- [INSTRUCTIONS FOR THE TASK]
Please copy out all lines of the entries that contain the word "screenshot".

- [RECORDS SUPPLIED]
Start of Block
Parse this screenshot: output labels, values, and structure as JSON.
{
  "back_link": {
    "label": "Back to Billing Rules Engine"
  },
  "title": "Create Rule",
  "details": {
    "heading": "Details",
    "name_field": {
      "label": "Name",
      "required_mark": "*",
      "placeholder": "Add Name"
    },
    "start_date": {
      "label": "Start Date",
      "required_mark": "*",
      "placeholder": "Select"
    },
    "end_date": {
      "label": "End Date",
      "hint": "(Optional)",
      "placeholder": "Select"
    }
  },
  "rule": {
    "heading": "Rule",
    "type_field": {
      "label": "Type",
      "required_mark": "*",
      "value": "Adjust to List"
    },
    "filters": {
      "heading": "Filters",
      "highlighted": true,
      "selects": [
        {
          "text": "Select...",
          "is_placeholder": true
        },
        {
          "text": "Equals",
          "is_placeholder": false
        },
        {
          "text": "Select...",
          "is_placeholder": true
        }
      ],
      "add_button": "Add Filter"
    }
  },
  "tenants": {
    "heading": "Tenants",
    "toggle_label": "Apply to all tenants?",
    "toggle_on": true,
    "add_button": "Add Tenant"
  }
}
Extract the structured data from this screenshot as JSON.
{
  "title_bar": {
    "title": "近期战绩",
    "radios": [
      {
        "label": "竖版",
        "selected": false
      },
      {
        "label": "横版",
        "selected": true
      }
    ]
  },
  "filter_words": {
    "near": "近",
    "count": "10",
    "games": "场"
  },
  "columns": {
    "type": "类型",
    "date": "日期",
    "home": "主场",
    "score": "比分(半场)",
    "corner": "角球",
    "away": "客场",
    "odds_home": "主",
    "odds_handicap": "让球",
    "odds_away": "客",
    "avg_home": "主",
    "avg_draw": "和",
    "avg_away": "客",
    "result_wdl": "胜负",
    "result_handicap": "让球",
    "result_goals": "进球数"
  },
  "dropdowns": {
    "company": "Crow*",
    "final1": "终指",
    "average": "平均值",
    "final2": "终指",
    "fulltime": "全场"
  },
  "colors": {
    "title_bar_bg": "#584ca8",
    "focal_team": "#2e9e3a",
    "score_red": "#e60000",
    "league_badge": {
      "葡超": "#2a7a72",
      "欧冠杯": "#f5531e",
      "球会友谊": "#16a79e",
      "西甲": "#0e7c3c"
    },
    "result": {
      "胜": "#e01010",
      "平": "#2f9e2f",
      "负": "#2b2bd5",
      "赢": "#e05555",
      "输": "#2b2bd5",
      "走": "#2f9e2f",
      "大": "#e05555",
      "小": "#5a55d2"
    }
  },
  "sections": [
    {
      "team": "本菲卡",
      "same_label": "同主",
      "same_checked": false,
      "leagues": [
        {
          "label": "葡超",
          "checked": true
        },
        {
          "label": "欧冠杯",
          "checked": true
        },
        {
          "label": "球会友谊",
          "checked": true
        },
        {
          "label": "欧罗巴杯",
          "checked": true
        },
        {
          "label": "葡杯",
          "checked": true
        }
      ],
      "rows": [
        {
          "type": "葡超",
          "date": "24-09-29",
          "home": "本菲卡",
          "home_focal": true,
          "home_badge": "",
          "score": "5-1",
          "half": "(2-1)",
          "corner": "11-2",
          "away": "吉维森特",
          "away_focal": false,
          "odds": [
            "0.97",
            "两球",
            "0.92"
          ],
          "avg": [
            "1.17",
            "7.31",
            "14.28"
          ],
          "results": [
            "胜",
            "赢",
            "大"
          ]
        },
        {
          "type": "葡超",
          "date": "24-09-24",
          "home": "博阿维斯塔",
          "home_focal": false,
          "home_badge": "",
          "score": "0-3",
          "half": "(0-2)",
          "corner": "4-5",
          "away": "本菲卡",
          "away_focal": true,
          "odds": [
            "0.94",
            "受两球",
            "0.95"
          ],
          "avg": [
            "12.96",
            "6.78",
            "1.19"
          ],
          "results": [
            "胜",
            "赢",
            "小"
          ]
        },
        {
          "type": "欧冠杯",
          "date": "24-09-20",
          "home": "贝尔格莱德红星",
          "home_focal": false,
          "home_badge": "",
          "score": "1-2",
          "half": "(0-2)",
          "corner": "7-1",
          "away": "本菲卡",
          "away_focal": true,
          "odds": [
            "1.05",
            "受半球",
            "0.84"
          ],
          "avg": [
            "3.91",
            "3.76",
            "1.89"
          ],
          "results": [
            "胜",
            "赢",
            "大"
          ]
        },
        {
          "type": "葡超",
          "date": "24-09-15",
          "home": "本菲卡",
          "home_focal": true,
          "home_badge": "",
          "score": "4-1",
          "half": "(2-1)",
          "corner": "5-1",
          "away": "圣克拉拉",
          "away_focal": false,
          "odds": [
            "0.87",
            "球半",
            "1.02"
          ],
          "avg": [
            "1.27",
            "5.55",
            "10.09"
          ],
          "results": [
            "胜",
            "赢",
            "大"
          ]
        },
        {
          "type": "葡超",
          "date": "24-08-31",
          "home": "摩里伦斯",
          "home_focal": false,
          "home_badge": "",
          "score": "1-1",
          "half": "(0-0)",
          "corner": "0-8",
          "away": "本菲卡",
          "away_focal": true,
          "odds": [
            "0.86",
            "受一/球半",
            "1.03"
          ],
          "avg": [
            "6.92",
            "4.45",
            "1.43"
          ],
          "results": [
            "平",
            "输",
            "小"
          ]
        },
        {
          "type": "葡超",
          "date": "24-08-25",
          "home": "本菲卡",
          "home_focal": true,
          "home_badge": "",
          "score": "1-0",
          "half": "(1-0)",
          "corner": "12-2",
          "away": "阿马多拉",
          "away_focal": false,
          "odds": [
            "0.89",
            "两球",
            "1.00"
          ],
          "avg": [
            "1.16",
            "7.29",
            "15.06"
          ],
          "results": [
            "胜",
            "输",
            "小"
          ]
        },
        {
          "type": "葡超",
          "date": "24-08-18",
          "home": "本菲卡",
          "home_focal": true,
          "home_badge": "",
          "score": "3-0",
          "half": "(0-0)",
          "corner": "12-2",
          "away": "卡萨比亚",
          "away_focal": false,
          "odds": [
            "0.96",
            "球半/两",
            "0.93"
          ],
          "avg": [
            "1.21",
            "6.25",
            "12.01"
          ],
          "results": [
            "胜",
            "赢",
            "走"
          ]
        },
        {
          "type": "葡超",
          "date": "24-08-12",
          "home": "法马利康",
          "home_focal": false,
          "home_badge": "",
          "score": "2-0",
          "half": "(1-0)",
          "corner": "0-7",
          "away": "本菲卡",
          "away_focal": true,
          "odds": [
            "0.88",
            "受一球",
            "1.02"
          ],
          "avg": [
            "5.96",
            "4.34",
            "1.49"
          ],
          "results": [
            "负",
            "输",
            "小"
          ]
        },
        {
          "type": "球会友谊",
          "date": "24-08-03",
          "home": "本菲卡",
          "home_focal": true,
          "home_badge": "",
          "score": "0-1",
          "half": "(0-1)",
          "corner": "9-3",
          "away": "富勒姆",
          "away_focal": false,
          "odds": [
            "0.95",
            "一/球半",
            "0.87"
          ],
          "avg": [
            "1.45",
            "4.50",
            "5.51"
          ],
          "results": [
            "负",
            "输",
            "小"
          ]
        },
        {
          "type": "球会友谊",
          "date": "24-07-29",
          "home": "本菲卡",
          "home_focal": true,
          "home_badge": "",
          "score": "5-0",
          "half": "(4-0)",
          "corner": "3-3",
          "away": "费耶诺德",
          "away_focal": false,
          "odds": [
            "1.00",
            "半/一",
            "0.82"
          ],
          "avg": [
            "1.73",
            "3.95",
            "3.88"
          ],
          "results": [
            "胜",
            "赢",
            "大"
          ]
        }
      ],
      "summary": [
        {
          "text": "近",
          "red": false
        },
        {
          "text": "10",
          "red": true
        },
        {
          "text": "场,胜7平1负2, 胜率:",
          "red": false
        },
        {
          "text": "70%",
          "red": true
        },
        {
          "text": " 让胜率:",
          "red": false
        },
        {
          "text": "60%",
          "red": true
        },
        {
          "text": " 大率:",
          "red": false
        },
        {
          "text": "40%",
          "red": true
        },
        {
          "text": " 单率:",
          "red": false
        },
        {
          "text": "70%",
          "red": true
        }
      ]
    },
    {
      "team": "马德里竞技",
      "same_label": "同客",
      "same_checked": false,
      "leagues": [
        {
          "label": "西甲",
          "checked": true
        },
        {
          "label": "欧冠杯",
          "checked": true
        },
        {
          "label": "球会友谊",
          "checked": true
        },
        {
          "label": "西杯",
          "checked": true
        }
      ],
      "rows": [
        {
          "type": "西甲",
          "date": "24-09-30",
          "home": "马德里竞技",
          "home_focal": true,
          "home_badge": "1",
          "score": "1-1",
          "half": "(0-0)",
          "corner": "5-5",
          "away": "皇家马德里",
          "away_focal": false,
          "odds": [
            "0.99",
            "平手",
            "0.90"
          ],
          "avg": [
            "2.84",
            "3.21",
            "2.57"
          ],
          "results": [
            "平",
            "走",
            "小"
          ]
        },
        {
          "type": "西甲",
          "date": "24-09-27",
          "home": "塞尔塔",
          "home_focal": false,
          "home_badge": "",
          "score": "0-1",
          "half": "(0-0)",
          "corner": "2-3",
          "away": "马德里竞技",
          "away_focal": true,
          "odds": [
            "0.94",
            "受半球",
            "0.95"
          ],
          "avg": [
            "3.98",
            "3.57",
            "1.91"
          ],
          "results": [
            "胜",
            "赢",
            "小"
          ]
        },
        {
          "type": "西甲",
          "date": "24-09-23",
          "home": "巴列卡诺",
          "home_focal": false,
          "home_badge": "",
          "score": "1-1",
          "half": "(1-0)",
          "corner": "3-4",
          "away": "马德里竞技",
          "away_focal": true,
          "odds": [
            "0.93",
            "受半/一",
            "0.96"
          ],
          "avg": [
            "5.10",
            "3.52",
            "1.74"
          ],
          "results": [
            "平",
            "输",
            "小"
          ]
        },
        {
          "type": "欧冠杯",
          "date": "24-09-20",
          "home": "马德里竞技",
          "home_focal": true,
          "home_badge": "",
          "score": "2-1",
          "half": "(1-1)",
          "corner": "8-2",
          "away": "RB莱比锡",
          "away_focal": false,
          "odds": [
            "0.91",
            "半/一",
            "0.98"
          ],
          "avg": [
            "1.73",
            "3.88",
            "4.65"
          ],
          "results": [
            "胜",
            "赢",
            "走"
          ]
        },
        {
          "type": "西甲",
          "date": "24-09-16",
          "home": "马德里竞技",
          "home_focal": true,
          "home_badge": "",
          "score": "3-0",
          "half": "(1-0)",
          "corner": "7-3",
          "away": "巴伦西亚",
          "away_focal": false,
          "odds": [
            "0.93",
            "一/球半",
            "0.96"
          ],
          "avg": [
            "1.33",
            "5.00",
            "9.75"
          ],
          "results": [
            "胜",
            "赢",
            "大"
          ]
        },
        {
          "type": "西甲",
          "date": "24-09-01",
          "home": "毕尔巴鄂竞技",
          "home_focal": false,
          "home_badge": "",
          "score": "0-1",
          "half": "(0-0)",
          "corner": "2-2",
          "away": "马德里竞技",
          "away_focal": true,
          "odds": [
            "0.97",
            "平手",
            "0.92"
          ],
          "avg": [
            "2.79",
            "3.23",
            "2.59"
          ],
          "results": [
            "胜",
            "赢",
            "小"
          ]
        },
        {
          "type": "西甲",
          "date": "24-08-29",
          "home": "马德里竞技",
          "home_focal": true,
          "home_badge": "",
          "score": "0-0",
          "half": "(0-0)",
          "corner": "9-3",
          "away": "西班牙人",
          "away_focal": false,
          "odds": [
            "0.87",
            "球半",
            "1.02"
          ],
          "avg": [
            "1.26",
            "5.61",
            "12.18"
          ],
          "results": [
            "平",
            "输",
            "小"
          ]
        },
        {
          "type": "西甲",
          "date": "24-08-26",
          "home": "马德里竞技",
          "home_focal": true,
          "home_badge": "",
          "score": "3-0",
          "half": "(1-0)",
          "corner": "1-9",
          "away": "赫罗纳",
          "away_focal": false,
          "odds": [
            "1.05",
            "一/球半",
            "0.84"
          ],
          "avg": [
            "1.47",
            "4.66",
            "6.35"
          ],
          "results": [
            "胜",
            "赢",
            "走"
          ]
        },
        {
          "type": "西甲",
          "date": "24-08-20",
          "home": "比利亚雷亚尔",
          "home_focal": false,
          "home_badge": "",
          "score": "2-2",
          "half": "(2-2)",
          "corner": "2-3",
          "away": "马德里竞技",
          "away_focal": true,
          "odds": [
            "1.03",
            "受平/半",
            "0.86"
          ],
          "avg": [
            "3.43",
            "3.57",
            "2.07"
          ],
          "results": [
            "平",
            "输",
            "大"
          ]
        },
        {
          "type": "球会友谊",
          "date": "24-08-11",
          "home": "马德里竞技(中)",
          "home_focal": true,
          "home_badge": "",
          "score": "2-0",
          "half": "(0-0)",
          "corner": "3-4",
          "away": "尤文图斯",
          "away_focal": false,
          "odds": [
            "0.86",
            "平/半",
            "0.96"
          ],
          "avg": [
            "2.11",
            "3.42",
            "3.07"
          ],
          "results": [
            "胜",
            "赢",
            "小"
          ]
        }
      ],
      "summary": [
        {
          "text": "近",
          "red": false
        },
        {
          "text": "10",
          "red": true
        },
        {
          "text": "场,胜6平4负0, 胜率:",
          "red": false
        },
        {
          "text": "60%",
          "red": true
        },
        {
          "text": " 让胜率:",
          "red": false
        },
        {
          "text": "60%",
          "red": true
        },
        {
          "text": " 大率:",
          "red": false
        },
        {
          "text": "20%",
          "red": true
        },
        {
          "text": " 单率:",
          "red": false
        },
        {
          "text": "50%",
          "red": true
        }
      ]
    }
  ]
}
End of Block
- [EXPECTED ANSWER]
Parse this screenshot: output labels, values, and structure as JSON.
Extract the structured data from this screenshot as JSON.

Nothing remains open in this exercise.